* **Assignment**
Each line of the data below that holds the word "obrotu" is to be reported in full.

* **Recorded data**
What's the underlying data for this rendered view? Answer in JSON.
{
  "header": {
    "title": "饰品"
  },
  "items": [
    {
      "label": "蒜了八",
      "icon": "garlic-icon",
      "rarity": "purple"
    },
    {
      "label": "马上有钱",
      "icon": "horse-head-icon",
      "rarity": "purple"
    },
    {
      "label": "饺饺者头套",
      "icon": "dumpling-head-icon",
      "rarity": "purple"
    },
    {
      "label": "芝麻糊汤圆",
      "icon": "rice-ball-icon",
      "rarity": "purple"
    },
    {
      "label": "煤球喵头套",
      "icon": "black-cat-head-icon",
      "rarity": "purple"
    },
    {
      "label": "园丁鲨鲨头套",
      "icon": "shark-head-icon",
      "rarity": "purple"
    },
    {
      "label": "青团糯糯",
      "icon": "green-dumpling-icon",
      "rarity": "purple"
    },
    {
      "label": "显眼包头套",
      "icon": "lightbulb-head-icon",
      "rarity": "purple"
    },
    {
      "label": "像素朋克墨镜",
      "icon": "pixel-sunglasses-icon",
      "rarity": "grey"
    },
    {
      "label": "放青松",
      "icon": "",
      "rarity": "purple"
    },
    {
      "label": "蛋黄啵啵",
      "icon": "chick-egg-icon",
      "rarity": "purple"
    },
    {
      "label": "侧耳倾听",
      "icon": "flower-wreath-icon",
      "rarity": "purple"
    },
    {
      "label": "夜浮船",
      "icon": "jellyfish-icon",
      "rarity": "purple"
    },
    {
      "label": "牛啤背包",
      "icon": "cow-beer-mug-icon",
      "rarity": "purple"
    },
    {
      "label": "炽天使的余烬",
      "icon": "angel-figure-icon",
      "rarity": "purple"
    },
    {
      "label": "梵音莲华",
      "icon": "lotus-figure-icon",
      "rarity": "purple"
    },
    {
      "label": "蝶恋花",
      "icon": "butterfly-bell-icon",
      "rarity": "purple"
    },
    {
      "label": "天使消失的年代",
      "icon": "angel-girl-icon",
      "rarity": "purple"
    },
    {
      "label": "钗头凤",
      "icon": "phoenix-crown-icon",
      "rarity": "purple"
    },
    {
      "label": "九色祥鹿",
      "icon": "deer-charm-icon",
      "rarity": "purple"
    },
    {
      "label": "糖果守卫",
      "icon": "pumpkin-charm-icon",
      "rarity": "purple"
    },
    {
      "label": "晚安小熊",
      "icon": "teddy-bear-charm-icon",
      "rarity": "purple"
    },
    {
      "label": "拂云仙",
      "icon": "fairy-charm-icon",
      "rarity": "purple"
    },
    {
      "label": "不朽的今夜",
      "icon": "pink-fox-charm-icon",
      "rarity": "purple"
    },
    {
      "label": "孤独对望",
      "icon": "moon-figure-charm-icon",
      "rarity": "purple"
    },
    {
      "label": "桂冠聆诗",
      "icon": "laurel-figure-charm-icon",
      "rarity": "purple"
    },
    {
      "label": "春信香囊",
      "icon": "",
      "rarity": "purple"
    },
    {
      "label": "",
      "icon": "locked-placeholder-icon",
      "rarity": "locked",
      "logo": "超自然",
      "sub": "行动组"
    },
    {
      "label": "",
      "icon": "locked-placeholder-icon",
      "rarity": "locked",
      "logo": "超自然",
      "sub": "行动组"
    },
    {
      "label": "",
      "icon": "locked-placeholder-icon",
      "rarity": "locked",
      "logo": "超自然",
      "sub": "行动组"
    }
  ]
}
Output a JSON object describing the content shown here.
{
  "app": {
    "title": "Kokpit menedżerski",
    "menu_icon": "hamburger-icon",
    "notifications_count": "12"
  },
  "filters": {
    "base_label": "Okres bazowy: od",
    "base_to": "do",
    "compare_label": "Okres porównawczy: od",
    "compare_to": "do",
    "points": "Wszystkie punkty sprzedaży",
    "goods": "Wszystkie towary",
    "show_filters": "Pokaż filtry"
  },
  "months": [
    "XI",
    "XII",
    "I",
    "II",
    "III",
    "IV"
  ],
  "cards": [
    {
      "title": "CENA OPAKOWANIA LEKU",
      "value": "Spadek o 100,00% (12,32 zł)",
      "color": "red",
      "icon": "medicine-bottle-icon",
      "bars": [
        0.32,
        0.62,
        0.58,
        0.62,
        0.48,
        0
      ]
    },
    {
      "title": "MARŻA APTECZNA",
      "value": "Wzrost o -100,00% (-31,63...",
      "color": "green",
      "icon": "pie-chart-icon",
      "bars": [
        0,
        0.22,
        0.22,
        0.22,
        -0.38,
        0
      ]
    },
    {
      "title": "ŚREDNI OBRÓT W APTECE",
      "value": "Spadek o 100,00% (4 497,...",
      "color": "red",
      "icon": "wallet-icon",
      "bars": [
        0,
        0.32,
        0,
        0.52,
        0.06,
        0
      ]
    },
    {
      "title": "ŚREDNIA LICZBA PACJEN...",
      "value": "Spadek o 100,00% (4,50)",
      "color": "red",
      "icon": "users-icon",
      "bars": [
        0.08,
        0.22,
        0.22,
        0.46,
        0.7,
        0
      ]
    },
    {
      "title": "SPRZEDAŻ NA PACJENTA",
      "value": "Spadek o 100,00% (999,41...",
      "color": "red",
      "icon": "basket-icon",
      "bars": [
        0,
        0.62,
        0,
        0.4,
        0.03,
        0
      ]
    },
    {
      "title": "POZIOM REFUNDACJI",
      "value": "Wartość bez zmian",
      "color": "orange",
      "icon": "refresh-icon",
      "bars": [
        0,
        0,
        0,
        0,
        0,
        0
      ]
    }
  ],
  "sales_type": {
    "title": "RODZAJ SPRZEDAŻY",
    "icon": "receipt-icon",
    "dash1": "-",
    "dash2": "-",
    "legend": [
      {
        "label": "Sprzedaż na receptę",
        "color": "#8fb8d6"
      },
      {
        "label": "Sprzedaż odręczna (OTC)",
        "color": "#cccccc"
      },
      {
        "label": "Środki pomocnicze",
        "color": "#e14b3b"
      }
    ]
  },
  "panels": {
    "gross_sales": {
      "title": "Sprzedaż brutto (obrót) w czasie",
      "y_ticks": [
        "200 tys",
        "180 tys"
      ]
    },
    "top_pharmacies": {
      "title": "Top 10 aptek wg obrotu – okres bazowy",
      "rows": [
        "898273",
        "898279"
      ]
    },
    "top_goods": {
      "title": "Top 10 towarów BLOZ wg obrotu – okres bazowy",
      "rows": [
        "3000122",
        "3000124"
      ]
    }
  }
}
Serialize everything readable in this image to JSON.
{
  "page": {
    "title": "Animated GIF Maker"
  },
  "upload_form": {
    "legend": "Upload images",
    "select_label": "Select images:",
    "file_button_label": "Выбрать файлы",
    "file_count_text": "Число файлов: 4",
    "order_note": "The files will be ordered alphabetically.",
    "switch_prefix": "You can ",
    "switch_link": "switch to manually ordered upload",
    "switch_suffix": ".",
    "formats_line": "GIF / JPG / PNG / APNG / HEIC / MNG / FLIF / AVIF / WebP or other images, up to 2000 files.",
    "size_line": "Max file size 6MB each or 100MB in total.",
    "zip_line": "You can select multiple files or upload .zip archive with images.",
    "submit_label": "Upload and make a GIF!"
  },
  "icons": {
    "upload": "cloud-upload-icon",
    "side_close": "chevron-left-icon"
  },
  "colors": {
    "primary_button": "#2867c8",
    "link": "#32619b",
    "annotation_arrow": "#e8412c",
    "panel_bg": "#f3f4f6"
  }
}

* **Solution to this problem**
      "title": "Top 10 aptek wg obrotu – okres bazowy",
      "title": "Top 10 towarów BLOZ wg obrotu – okres bazowy",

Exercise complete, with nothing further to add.